A Pilot Study on Effectiveness of Music Therapy in Hospice in Japan

Article excerpt

This study aims at determining the effectiveness of music therapy in a hospice setting. We employed the salivary Cortisol level, which is widely used to measure stress level, as an objective and physical indicator and the Mood Inventory, which measures mood change, as the subjective and psychological indicators. Though many preceding studies have demonstrated that listening to music lowers cortisol levels and reduces stress, no study seems to have included hospice patients. This study measured, with the consent of 10 hospice inpatients, their salivary Cortisol levels. Individual interviews, according to the Mood Inventory, were conducted before and after a small-group session. Since all the participants had terminal cancer, the 40-minute live session of songs of seasons and the participants' requests was given in a mostly passive manner considering their physical strength. Results showed significant lowering of salivary cortisol levels after the therapy session. As for the parameters of mood, refreshment was significantly increased. Though fatigue remained unchanged, anxiety and depression decreased while the score for excitement tended to increase. Thus, it was indicated that music therapy in a hospice setting reduces the stress level of patients and thereby plays a positive role in improving patients' quality of lite.

Full-fledged music therapy was introduced in Japan in 1967 by Juliette Alvin (Hinohara, Shinoda, Sc Kato, 1998). Since the Japanese Music Therapy Association was established by the merging of a medical-related organization and a clinical expert association that had been working separately in 2001, music therapy has been rapidly introduced in various institutions. A majority of such institutions, however, are for elderly people, followed by those for children/persons with disabilities. Very few hospice/palliative care facilities have adopted music therapy. The first hospice established in Japan is the Seirei Hospice in Seirei Mikatahara General Hospital in 1981 (Hospice Palliative Care White Paper Editorial Committee, 2006). Though hospice/palliative care started to attract attention after this, there are not yet many facilities, much less music therapists in hospice settings (Tsunetou, Shima, & Morita, 2001). Naturally, literature on music therapy in hospice in Japan is very limited. Under Japanese law, recipients of hospice admission are persons with cancer or AIDS who are diagnosed to be within 6 months or less of death (Ministry of Health, Labour, and Welfare Notification No. 93).

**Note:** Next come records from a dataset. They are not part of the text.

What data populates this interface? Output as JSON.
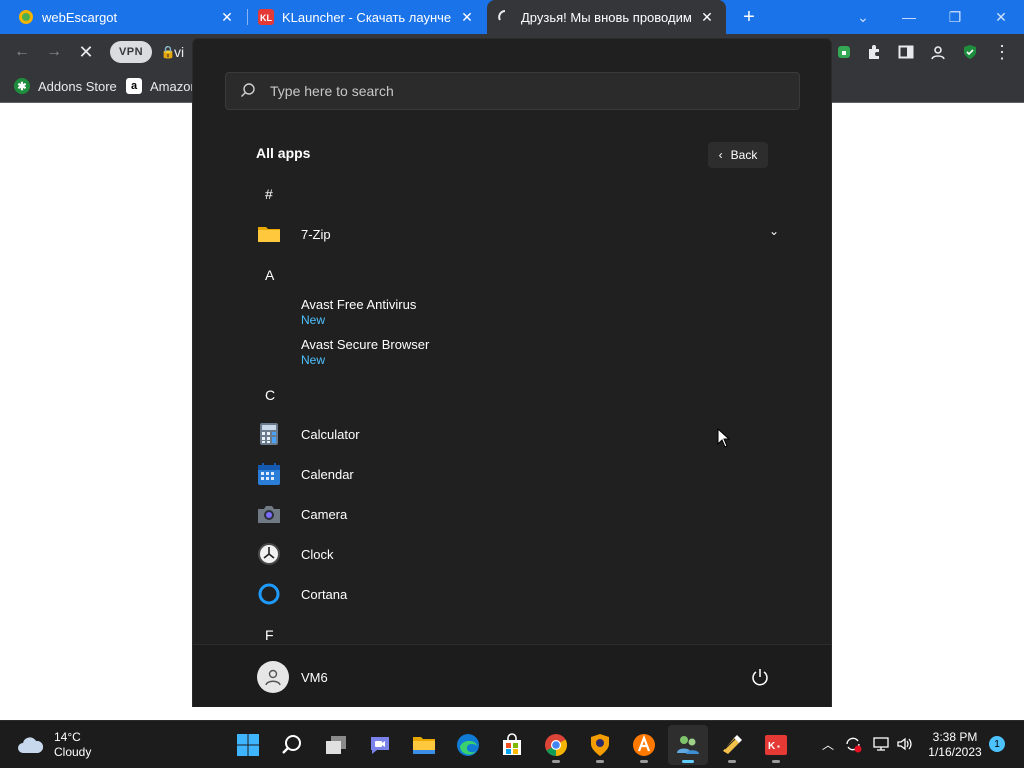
{
  "browser": {
    "tabs": [
      {
        "title": "webEscargot"
      },
      {
        "title": "KLauncher - Скачать лаунчер М"
      },
      {
        "title": "Друзья! Мы вновь проводим ко"
      }
    ],
    "new_tab": "+",
    "vpn_label": "VPN",
    "url_visible": "vi",
    "bookmarks": [
      {
        "label": "Addons Store"
      },
      {
        "label": "Amazon"
      }
    ]
  },
  "start_menu": {
    "search_placeholder": "Type here to search",
    "all_apps_title": "All apps",
    "back_label": "Back",
    "sections": [
      {
        "letter": "#"
      },
      {
        "letter": "A"
      },
      {
        "letter": "C"
      },
      {
        "letter": "F"
      }
    ],
    "apps": [
      {
        "name": "7-Zip",
        "icon": "folder-icon"
      },
      {
        "name": "Avast Free Antivirus",
        "badge": "New"
      },
      {
        "name": "Avast Secure Browser",
        "badge": "New"
      },
      {
        "name": "Calculator",
        "icon": "calculator-icon"
      },
      {
        "name": "Calendar",
        "icon": "calendar-icon"
      },
      {
        "name": "Camera",
        "icon": "camera-icon"
      },
      {
        "name": "Clock",
        "icon": "clock-icon"
      },
      {
        "name": "Cortana",
        "icon": "cortana-icon"
      }
    ],
    "user": {
      "name": "VM6"
    }
  },
  "taskbar": {
    "weather": {
      "temp": "14°C",
      "condition": "Cloudy"
    },
    "clock": {
      "time": "3:38 PM",
      "date": "1/16/2023"
    },
    "notification_count": "1"
  },
  "colors": {
    "tabstrip": "#1a73e8",
    "chrome_dark": "#35363a",
    "start_bg": "#202020",
    "accent": "#4cc2ff"
  }
}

As hospice/palliative care is multidisciplinary, clarification of the effectiveness of music therapy in the care is sought. While group sessions are said to be difficult in Europe and the United States due to complexity in ethnic, social, and intellectual backgrounds (Munro, 1999), the great majority of music therapy in Japan are group sessions. One-on-one sessions in a private room in hospice are unpopular due to nervousness and personal reservation.

The Japanese Music Therapy Association defines music therapy as "to use music purposefully with plans to recover from mental and physical disability, to maintain our functions, to raise our quality of life (QoL), and to make changes in actions by physiological psychological social aspects in music" (Hinohara, 2001, p. 3). Since music has an immediate impact on the psychological state, such as changing mood and evoking emotional reactions that are associated with past experience, by diverting attention from a certain stressor to music, or being a positive stimulus (White, 2000), there are a number of clinical studies that have employed music to alleviate anxiety, pain, and stress (Biley, 2000; Watanabe et al., 2002; Yoshiko, Kimiko, Mizue, Takahide, & Ban, 2005). Music is also suggested to have physiological impact such as lowering blood pressure and heart rate (Knight & Rickard, 2001) and increasing the immunoglobulin A (IgA) level (Burns, Harbuz, Hucklebridge, & Bunt, 2001). …